Advice from a Lake: Be clear/Make positive ripples/Look beneath the surface/Stay calm/Shore up friendships/Take time to reflect/Be full of life ~ (c) Ilan Shamir http://www.yourtruenature.com
Fall has announced her arrival to Michigan’s Upper Peninsula. While not at their peak yet, the trees are changing color daily.
Pictured Rocks was our destination and we arrived Monday afternoon at the City of Munising Tourist Park. There was no one at the campground office so we perused the sites, grabbed one on the lake, paid our fee and settled in. Later that afternoon Terry walked back to the office to ensure all was well and was told by the attendant that we had chosen the best site in the park. Maybe she says this to everyone but we certainly think we got lucky. Stepping out our door, we are literally 20 yards from Lake Superior. Full hook-ups and right on the water. Life is good!
It was a little blustery when we arrived but was still warm enough to walk along the beach. We felt like we were walking along the ocean instead of a lake, watching the waves lapping the shore. We can walk a mile in either direction and the views from our living room windows are amazing!
Tuesday morning we decided to get the lay of the land. Our first stop was to the Pictured Rocks National Lakeshore Visitor Center, where we picked up literature on available activities in the area. I learned that Michigan has more waterfalls than any other state in the U.S. and more shoreline than any state besides Alaska.
From here it was time to do some exploring. Our first stop was to Munising Falls, a 50′ drop into a sandstone canyon. Lovely and right within the city of Munising.
Just a few miles down the road is Sand Point, a picturesque little cove just begging to be photographed.
Sandstone cliffs 5 miles from Munising Falls are known as Miners Castle, for the turret-shaped rock caused by wind and water erosion.
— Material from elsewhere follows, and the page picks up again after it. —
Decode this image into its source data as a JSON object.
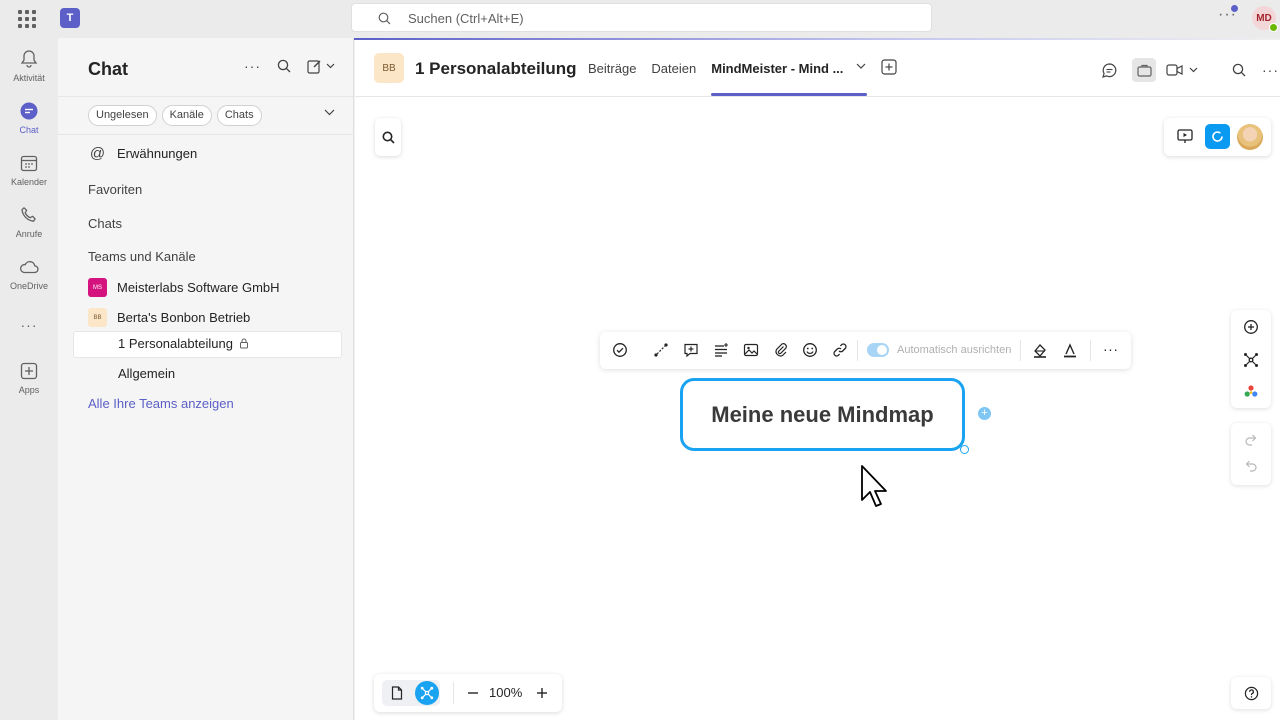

This 9-story rock formation is one of Pictured Rocks most popular attractions.
A one-mile hike through a beech and maple forest and we were rewarded with a view of one of the lakeshore’s most spectacular sights – Miners Falls. The falls of the Miners River cascade over a 60-foot precipice of sandstone and they were stunning.
The weather predictions have been for clouds and the possibility of rain over the next couple of days but we refused to let that deter us. Today we ventured out to get a good day hike in. It proved to be a sunny day instead and we settled on the Chapel Basin hike.
This is a 10 mile hike weaving through dense beech and maple forests, opening up onto sandy beaches, with Pictured Rock views from almost every turn, and the “cherry on top” was a great waterfall. Normally a hike of this length would not keep us out 6 hours but today that is just what we did. There was just too much to see and we wanted to take advantage of the great weather as we know our days of sunshine may be numbered.
The first leg of our journey took us through forest to Mosquito Beach, with gorgeous views of Lake Superior. The photo below is looking east across the beach. Notice what the wave action has done to the sandstone formation.
Looking to the west on Mosquito Beach are caves known as the Caves of the Bloody Chiefs, which legend says were used by ancient chiefs to tie captives and let Lake Superior batter them to death. A rather gruesome story but a lovely sight nonetheless.
Three miles further down the trail we saw a breathtaking sight I am sure has captured many a photographer’s eye, Grand Portal Point. Until September 16, 1900, it contained a massive arch through which a small ship could sail. Kayakers could still paddle through a small archway until Grand Portal suffered a second collapse in late 1999, inhibiting all boat activity.
The colors and textures that presented themselves along this trail were too numerous to count.
Another 1.5 miles down the trail and we arrived at Chapel Beach and the beautiful Chapel Rock formation.
Back on the trail and we were shocked to see that the tree sitting atop Chapel Rock still has its lifeline on the mainland. Notice how the root system is suspended over the chasm.
Although dense, we were surprised at how far into the forest we could see from the trail. The canopy was high above us and the forest floor was covered mainly with ferns.
Last but not least was a stop at Chapel Falls, the final stunner for this hike. It has a 60′ cascade and flows down to the base of Chapel Rock.
Terry and I have done our fair share of hiking and feel that today’s hike is at the top of our list of favorite forays into the wilderness. We can’t wait to continue our UP exploration.